MATERIAL FOR THIS TASK:
::::::::
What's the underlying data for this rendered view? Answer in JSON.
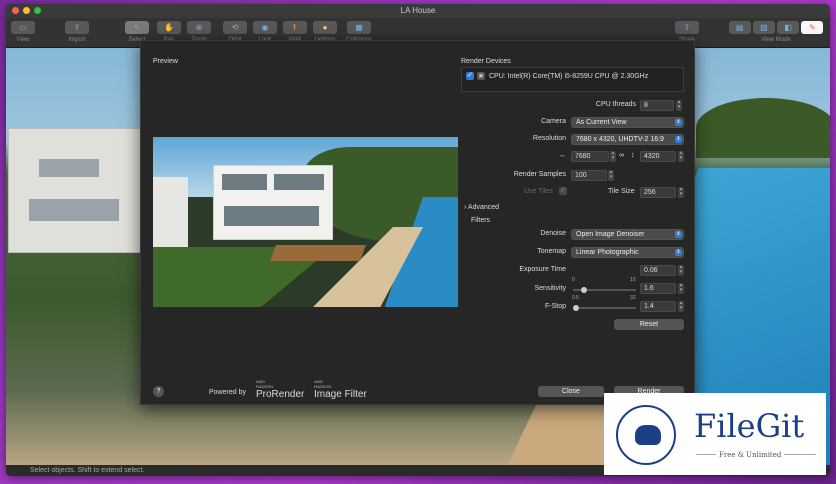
{
  "window": {
    "title": "LA House"
  },
  "toolbar": {
    "items": [
      {
        "label": "View"
      },
      {
        "label": "Import"
      },
      {
        "label": "Select"
      },
      {
        "label": "Pan"
      },
      {
        "label": "Zoom"
      },
      {
        "label": "Orbit"
      },
      {
        "label": "Look"
      },
      {
        "label": "Walk"
      },
      {
        "label": "Lighting"
      },
      {
        "label": "Collisions"
      },
      {
        "label": "Share"
      },
      {
        "label": "View Mode"
      }
    ]
  },
  "status": {
    "text": "Select objects. Shift to extend select."
  },
  "dialog": {
    "preview_label": "Preview",
    "render_devices_label": "Render Devices",
    "device_name": "CPU: Intel(R) Core(TM) i5-8259U CPU @ 2.30GHz",
    "cpu_threads_label": "CPU threads",
    "cpu_threads_value": "8",
    "camera_label": "Camera",
    "camera_value": "As Current View",
    "resolution_label": "Resolution",
    "resolution_value": "7680 x 4320, UHDTV-2 16:9",
    "width_value": "7680",
    "height_value": "4320",
    "render_samples_label": "Render Samples",
    "render_samples_value": "100",
    "use_tiles_label": "Use Tiles",
    "tile_size_label": "Tile Size",
    "tile_size_value": "256",
    "advanced_label": "Advanced",
    "filters_label": "Filters",
    "denoise_label": "Denoise",
    "denoise_value": "Open Image Denoiser",
    "tonemap_label": "Tonemap",
    "tonemap_value": "Linear Photographic",
    "exposure_label": "Exposure Time",
    "exposure_value": "0.06",
    "sensitivity_label": "Sensitivity",
    "sensitivity_min": "0",
    "sensitivity_max": "10",
    "sensitivity_value": "1.6",
    "fstop_label": "F-Stop",
    "fstop_min": "0.5",
    "fstop_max": "32",
    "fstop_value": "1.4",
    "reset_label": "Reset",
    "help_label": "?",
    "powered_by": "Powered by",
    "amd1": "AMD",
    "radeon1": "RADEON",
    "prorender": "ProRender",
    "amd2": "AMD",
    "radeon2": "RADEON",
    "image_filter": "Image Filter",
    "close_label": "Close",
    "render_label": "Render"
  },
  "watermark": {
    "title": "FileGit",
    "subtitle": "Free & Unlimited"
  },
  "colors": {
    "accent": "#2f7bd9",
    "brand": "#1a3f86"
  }
}
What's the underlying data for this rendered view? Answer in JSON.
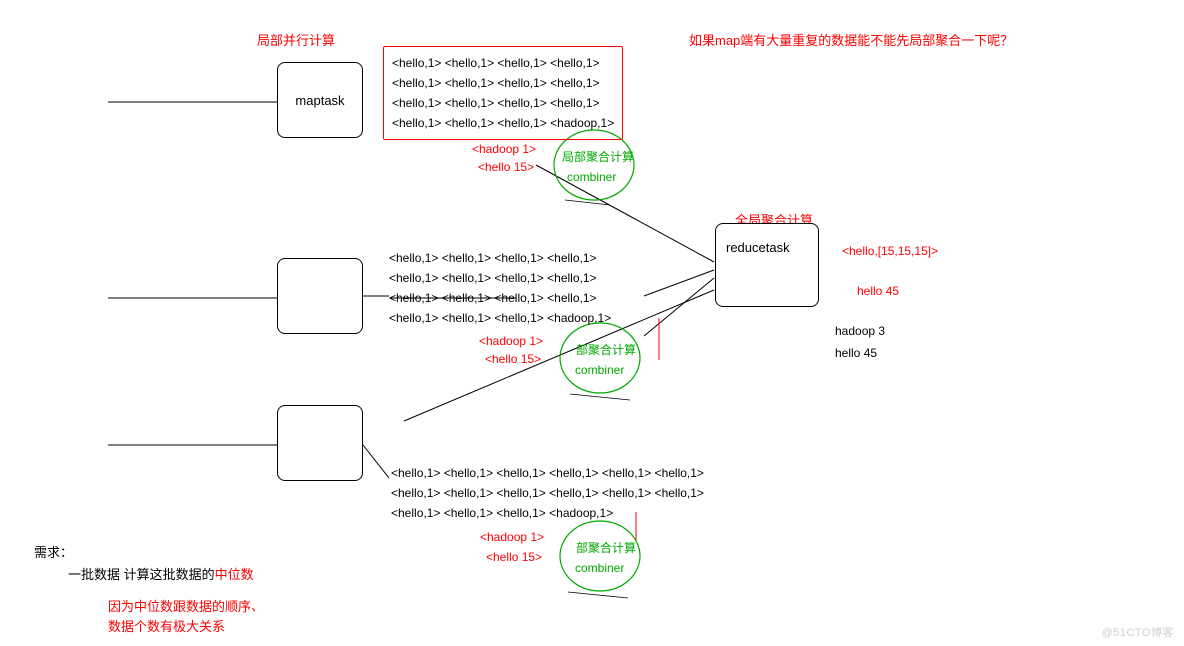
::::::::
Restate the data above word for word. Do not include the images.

What's the underlying data for this rendered view? Answer in JSON.
{
  "window": {
    "title": "LA House"
  },
  "toolbar": {
    "items": [
      {
        "label": "View"
      },
      {
        "label": "Import"
      },
      {
        "label": "Select"
      },
      {
        "label": "Pan"
      },
      {
        "label": "Zoom"
      },
      {
        "label": "Orbit"
      },
      {
        "label": "Look"
      },
      {
        "label": "Walk"
      },
      {
        "label": "Lighting"
      },
      {
        "label": "Collisions"
      },
      {
        "label": "Share"
      },
      {
        "label": "View Mode"
      }
    ]
  },
  "status": {
    "text": "Select objects. Shift to extend select."
  },
  "dialog": {
    "preview_label": "Preview",
    "render_devices_label": "Render Devices",
    "device_name": "CPU: Intel(R) Core(TM) i5-8259U CPU @ 2.30GHz",
    "cpu_threads_label": "CPU threads",
    "cpu_threads_value": "8",
    "camera_label": "Camera",
    "camera_value": "As Current View",
    "resolution_label": "Resolution",
    "resolution_value": "7680 x 4320, UHDTV-2 16:9",
    "width_value": "7680",
    "height_value": "4320",
    "render_samples_label": "Render Samples",
    "render_samples_value": "100",
    "use_tiles_label": "Use Tiles",
    "tile_size_label": "Tile Size",
    "tile_size_value": "256",
    "advanced_label": "Advanced",
    "filters_label": "Filters",
    "denoise_label": "Denoise",
    "denoise_value": "Open Image Denoiser",
    "tonemap_label": "Tonemap",
    "tonemap_value": "Linear Photographic",
    "exposure_label": "Exposure Time",
    "exposure_value": "0.06",
    "sensitivity_label": "Sensitivity",
    "sensitivity_min": "0",
    "sensitivity_max": "10",
    "sensitivity_value": "1.6",
    "fstop_label": "F-Stop",
    "fstop_min": "0.5",
    "fstop_max": "32",
    "fstop_value": "1.4",
    "reset_label": "Reset",
    "help_label": "?",
    "powered_by": "Powered by",
    "amd1": "AMD",
    "radeon1": "RADEON",
    "prorender": "ProRender",
    "amd2": "AMD",
    "radeon2": "RADEON",
    "image_filter": "Image Filter",
    "close_label": "Close",
    "render_label": "Render"
  },
  "watermark": {
    "title": "FileGit",
    "subtitle": "Free & Unlimited"
  },
  "colors": {
    "accent": "#2f7bd9",
    "brand": "#1a3f86"
  }
}
What's the underlying data for this rendered view? Answer in JSON.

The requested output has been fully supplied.